Of course, all of this assumes that the attempts of Trump and his Australian counterpart Turnbull (along with likeminded culture warriors in Turkey, Poland and elsewhere) to bail out the dying coal industry come to nothing and also that Trump doesn’t manage to destroy the planet through nuclear war.

Judaeo-Christian (updated)

by John Quiggin on October 22, 2017

My son Daniel pointed out to me a feature of Trump’s speech to the laughably named Values Voters summit which seems to have slipped by most observers. As summarized by Colbert King in the Washington Post

Telling a revved-up Values Voter audience that he is “stopping cold the attacks on Judeo-Christian values,” Trump suggested to the crowd, which already thinks a “war on Christianity” is being waged, that invoking “Merry Christmas” is a way of fighting back.

But “Happy Holidays” is exactly an expression of Judaeo-Christian values, coined to embrace the Jewish Hanukkah as well as Christmas. In this context, King’s suggestion that “Happy Holidays” is secular misses the point. The majority of secular Americans celebrate Christmas (happily mixing Santa Claus, carols, and consumerism). They say “Happy Holidays” as a nod to religious diversity among believers, not because they feel excluded from Christmas.

Insistence on “Merry Christmas”, by contrast, is a repudiation of the claim implicit in “Judaeo-Christian”, namely, that Jews and Christians have essentially the same beliefs and worship the same god, and that the differences between the two are ultimately less important than the commonalities. On any interpretation of Christianity in which all who reject Christ (including, I imagine, most of us here at CT) are damned, “Judaeo-Christian” is a much more pernicious version of political correctness than “Happy Holidays”.

I haven’t got to a proper analysis of this, so I’ll turn it over to commenters.

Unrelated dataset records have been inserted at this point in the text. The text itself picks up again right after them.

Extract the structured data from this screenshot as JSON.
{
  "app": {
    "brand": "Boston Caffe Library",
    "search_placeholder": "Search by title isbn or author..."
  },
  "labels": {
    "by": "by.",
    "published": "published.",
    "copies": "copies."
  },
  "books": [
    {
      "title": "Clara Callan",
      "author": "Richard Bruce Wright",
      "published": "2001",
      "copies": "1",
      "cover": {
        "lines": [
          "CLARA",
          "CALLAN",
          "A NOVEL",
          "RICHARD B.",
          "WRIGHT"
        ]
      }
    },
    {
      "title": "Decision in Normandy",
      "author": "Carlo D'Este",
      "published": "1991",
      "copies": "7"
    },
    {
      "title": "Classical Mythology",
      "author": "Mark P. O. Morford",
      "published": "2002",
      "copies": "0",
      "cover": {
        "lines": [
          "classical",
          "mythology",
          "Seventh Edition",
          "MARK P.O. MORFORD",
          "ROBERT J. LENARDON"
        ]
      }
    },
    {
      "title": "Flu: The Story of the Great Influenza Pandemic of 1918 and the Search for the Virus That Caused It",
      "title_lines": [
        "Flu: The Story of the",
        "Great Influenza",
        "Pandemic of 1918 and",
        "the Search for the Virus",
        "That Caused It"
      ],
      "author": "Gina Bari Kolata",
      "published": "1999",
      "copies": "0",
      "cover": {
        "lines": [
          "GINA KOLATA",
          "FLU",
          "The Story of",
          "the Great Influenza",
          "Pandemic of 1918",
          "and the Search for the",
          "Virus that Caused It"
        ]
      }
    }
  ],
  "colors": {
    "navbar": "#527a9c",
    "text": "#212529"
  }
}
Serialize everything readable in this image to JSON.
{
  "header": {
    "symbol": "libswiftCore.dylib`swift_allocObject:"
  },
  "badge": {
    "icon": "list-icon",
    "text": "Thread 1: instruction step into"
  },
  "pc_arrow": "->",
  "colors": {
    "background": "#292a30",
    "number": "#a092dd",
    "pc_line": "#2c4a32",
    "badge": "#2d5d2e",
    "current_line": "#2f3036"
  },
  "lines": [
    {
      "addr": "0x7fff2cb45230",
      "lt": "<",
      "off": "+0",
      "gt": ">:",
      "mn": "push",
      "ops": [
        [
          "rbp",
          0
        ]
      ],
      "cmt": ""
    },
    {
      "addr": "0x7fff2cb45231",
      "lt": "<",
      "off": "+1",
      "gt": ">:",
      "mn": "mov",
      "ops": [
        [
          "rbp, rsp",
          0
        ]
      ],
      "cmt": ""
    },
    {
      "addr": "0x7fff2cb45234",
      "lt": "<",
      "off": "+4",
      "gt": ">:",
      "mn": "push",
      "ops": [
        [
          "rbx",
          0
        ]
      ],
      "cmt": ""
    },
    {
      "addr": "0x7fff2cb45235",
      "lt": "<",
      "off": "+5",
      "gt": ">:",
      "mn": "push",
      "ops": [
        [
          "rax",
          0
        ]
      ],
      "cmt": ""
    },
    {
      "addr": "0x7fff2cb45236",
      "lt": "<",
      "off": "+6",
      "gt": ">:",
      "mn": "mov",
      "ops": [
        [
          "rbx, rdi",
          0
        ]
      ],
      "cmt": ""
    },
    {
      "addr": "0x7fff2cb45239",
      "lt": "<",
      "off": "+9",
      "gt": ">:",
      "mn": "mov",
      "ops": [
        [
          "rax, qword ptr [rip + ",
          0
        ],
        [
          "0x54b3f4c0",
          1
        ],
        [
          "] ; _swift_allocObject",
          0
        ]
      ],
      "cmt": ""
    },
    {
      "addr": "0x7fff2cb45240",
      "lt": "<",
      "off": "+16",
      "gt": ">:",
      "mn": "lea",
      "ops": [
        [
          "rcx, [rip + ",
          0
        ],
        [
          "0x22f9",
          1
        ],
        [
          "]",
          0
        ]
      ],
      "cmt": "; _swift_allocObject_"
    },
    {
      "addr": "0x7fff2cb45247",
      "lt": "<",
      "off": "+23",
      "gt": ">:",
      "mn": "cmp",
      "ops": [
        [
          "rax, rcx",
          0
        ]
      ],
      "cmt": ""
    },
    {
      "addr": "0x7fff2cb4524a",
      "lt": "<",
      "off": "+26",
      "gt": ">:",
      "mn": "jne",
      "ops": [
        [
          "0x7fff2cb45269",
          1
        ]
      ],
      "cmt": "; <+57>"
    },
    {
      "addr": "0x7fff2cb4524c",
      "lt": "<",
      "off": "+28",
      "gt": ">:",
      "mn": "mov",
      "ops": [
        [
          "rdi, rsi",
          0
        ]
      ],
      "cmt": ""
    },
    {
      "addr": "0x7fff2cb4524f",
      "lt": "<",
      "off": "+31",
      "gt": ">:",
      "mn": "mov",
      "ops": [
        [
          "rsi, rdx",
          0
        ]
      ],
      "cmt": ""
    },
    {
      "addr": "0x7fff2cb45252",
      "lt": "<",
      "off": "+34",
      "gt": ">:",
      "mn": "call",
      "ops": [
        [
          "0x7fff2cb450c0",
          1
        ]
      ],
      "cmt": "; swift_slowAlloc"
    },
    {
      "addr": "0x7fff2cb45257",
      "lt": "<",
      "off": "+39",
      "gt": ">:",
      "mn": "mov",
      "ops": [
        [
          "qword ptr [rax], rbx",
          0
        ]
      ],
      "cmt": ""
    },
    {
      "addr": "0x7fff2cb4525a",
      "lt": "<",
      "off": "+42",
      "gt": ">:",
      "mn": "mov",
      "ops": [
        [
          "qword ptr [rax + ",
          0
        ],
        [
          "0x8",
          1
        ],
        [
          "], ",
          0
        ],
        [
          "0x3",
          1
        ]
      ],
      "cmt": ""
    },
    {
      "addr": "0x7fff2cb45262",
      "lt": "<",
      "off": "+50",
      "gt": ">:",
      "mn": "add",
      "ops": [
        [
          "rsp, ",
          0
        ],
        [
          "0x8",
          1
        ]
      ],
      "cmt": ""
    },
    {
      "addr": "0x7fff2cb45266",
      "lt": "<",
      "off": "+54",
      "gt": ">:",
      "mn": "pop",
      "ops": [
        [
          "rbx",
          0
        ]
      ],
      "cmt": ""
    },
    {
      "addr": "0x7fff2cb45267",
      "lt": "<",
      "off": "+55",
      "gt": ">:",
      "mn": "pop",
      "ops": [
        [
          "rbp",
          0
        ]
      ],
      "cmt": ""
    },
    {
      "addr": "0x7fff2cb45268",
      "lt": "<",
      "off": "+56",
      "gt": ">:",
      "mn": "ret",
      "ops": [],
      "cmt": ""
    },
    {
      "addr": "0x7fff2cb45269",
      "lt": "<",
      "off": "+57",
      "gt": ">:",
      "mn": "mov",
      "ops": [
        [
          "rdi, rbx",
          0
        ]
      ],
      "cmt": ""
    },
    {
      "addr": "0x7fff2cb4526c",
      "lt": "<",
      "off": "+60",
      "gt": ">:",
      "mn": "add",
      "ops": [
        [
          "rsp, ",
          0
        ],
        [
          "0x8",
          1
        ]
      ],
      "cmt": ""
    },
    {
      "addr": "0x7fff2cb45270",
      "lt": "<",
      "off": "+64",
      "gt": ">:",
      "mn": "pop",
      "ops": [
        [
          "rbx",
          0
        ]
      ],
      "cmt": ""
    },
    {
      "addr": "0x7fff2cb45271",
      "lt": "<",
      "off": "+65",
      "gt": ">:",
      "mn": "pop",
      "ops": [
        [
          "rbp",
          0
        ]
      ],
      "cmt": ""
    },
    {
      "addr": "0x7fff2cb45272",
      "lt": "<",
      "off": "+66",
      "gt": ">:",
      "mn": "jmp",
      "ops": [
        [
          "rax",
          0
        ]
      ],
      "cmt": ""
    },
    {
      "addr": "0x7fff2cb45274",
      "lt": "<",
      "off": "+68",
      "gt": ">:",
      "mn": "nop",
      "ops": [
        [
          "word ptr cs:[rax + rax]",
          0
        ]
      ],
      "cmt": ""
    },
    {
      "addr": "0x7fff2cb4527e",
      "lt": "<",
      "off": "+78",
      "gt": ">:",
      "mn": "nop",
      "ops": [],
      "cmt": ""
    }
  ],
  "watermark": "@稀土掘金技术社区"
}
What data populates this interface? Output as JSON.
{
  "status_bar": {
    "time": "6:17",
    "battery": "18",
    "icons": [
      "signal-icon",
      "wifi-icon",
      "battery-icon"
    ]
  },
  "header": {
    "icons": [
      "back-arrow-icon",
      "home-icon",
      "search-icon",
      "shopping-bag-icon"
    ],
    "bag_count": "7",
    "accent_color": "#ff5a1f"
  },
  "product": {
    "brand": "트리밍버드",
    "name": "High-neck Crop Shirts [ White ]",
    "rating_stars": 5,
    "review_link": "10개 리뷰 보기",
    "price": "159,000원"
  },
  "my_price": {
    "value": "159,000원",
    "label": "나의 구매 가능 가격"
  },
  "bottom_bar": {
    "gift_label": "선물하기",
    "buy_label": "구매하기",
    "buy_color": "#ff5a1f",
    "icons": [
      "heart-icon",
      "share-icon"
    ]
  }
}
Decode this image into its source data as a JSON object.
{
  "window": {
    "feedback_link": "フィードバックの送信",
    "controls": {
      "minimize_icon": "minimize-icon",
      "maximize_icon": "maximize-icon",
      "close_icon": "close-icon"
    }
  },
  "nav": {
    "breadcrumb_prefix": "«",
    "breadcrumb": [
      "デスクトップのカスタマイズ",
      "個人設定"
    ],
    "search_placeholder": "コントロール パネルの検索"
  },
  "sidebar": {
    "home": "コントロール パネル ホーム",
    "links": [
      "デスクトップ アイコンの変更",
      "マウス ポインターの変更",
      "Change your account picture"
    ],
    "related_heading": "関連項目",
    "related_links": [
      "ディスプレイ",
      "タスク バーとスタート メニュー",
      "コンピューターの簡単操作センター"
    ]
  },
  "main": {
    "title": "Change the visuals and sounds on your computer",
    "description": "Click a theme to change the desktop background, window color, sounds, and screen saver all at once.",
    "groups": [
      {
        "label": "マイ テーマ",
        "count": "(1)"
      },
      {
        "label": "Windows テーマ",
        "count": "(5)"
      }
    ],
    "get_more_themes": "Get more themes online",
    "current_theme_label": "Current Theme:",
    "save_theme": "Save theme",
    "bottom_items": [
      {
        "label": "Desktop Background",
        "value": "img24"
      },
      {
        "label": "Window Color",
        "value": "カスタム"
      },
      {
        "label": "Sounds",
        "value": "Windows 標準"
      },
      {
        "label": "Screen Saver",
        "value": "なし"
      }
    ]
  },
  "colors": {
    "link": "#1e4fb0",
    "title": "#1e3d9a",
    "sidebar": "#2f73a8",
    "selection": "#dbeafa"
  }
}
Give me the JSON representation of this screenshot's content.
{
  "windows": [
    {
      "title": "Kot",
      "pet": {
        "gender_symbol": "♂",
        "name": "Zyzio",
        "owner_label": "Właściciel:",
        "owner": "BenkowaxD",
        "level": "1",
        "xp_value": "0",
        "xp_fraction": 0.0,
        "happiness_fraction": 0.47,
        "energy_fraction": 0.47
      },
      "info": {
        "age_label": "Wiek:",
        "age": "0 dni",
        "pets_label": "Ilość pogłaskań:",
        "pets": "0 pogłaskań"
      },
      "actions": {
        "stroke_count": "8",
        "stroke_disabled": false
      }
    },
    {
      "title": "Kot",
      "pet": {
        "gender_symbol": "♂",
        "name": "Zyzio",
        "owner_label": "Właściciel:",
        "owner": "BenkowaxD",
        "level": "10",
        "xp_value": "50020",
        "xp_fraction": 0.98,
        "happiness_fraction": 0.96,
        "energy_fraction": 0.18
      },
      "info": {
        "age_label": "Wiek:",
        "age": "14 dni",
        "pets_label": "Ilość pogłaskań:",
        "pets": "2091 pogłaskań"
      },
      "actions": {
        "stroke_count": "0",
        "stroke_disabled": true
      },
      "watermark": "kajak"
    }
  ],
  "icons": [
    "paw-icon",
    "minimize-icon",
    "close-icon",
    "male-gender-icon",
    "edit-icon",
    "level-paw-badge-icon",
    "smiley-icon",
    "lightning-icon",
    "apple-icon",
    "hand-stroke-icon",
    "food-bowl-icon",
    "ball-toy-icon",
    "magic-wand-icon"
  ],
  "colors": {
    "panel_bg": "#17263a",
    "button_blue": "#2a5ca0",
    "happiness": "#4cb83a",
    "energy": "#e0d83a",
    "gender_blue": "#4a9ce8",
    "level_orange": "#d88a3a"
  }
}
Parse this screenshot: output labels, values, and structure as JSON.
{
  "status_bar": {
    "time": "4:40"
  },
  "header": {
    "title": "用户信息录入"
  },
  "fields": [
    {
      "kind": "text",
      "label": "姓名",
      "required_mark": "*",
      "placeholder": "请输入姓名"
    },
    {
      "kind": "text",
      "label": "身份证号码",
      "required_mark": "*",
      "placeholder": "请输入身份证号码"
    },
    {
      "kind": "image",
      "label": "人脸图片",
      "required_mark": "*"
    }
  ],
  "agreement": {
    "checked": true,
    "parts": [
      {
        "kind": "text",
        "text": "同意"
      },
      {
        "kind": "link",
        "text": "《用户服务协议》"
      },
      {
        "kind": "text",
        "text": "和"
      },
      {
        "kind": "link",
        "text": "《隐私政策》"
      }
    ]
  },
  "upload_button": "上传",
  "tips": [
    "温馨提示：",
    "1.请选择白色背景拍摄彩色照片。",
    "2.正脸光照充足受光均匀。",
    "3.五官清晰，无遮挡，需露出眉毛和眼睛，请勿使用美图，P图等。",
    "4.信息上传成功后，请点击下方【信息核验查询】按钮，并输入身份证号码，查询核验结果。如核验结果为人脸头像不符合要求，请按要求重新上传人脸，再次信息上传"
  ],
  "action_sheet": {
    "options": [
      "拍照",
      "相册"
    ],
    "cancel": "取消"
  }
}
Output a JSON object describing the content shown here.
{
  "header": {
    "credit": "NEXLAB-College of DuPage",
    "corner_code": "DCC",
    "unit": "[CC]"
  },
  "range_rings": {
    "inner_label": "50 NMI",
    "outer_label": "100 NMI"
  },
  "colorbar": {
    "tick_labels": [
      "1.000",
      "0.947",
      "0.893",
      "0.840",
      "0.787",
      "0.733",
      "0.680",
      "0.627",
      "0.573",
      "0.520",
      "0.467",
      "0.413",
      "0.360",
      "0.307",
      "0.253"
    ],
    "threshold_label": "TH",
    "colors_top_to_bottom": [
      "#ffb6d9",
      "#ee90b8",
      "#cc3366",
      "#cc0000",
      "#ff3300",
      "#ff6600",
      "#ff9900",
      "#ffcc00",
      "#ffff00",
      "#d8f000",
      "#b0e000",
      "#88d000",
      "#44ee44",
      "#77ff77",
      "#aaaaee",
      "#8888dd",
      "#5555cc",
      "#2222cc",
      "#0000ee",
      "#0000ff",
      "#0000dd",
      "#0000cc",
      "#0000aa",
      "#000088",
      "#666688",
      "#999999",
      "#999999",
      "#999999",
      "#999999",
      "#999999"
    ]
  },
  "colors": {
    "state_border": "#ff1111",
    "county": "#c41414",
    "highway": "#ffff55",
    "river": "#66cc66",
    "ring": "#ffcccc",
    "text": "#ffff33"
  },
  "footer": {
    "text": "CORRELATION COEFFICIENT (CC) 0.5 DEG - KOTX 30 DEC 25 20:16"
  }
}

Updated A lengthy and sometimes heated comments thread, from which I’ll extract the following: “Judaeo-Christian” has been used in all sorts of ways, from an inclusivist way of speaking about the two main religious traditions historically present in European and the US, to a “supersessionist” Christian doctrine, in which Judaism is an imperfect forerunner of Christianity, to a code word for Islamophobia. Obviously, Trump and his audience were mainly using it in non-inclusive ways. Even so, there’s no way it can be consistent with a purely Christianist objection to “Happy Holidays”. The contradiction reflects the collapse of modern conservatisim into “irritable mental gestures that seek to resemble thought”.